Some of the country’s towns and cities are renowned for their waters; Bath Spa, Cheltenham Spa and Leamington Spa to name but a few, but you may be surprised to know that Wiltshire had its own fair share of mineral springs and wells. Thirty one places in the county had water which contained minerals thought to contain curative properties: Biddestone, Box, Braydon, Broughton Gifford, Chippenham, Christian Malford, Clyffe Pypard, Cricklade, Crudwell, Dauntsey, Draycot Cerne, Heywood, Highworth, Holt, Kington St. Michael, East Knoyle (Upton), Limpley Stoke, Luckington, Lydiard Tregoze, Melksham, Poulshot, Purton Stoke, Rodbourne Cheyney, Rowde, Seend, Sheldon, Somerford (probably Great Somerford), Swindon, Trowbridge, West Ashton and Wootton Basset – wow, what a list! The vast majority of these sites are found at the junction of two or more geological formations.

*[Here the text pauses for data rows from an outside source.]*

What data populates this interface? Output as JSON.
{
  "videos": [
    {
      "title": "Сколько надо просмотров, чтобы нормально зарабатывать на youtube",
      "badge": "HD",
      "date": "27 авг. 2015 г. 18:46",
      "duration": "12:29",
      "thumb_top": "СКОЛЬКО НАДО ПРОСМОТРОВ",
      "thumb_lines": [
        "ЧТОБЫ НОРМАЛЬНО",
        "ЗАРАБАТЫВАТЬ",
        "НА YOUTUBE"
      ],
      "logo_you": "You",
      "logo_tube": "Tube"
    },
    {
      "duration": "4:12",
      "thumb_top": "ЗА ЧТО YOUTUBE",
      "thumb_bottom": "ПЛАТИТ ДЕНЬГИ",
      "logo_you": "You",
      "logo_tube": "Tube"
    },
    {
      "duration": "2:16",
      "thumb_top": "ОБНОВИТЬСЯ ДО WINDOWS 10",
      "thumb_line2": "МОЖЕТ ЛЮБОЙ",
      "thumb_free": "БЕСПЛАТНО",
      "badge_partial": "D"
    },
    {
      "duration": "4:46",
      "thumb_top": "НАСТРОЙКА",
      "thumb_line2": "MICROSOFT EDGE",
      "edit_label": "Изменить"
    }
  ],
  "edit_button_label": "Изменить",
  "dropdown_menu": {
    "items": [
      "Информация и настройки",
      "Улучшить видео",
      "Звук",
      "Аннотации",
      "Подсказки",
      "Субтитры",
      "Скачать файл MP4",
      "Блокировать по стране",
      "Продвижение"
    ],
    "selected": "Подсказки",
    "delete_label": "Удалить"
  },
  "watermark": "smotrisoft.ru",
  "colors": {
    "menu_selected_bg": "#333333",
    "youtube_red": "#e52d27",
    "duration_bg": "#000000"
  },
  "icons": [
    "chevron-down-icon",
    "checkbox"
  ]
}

The craze for spas first appeared in the late 17th to mid 18th century, with a revival towards the end of the 18th to the middle of the 19th century. In Wiltshire only four sites could be considered fashionable enough to be called spas; Holt, Box, Melksham and Purton. I shall be taking a look at Melksham Spa which became established around 1813. The water was discovered to have medicinal properties after a bore had been sunk in c. 1770 by individuals looking to find coal. Its properties were examined by Dr Gibbes of Bath and were described as ‘chalybeate’. Melksham Spa had hot and cold private baths specially created for those who wished to take the water. Advertisements claimed the waters could cure many ailments with the top cures being for skin diseases, running sores, and scrofulous ailments. In 1815 another bore was dug to search for an additional saline source, a valued medicinal property of spa water. The contents were also found to contain lime and magnesia.